## What this task involves
Copy out each line of the listing below where the string "Brad" appears.

## Listed records
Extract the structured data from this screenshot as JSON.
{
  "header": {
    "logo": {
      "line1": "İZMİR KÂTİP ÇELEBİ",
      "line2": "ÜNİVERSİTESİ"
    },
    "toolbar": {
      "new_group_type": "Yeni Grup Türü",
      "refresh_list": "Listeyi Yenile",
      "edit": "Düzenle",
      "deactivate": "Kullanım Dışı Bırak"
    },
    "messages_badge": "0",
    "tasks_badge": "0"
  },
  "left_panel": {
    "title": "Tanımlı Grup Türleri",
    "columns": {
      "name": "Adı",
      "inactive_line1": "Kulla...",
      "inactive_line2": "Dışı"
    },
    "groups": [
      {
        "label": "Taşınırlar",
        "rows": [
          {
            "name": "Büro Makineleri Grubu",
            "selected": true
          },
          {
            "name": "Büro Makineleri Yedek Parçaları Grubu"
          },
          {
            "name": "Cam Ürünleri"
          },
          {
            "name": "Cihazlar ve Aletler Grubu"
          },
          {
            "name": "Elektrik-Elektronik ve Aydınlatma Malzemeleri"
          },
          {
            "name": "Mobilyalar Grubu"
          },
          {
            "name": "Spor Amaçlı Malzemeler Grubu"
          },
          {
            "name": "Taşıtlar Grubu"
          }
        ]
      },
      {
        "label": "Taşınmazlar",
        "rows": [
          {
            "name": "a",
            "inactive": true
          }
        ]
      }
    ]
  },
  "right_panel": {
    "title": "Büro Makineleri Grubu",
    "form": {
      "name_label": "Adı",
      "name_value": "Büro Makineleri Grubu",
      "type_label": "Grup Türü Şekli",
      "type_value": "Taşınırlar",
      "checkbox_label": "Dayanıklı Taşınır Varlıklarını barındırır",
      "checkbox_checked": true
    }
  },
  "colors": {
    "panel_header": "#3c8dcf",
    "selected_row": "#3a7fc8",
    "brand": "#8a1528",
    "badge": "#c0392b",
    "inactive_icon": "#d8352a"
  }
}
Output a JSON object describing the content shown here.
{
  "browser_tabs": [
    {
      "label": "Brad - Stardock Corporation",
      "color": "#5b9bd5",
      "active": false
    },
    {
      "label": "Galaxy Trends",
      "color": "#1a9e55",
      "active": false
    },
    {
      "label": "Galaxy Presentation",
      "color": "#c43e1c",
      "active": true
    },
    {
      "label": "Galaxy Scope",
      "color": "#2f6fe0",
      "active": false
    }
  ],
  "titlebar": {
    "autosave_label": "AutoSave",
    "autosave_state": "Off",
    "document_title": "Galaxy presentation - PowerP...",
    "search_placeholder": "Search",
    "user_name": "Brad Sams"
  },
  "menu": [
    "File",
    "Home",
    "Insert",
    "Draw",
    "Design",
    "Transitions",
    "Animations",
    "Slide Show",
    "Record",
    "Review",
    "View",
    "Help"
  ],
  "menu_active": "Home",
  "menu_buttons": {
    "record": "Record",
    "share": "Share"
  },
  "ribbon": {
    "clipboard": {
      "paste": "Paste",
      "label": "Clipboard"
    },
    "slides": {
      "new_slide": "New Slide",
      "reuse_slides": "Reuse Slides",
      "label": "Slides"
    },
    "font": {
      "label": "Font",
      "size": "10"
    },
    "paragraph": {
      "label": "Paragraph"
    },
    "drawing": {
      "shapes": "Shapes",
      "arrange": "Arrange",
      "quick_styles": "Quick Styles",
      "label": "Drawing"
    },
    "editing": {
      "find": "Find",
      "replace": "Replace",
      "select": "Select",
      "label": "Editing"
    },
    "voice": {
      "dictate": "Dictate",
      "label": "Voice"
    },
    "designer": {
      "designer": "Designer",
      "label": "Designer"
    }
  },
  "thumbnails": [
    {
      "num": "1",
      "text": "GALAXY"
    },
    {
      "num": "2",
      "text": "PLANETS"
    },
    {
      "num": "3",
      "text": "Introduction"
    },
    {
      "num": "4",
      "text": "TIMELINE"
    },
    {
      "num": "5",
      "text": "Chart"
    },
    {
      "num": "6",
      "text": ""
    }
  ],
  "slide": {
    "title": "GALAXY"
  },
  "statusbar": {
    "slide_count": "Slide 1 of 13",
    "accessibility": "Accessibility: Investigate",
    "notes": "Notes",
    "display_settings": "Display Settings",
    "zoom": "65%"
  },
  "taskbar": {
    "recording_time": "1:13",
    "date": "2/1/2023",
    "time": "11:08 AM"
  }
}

## Problem solution
      "label": "Brad - Stardock Corporation",
    "user_name": "Brad Sams"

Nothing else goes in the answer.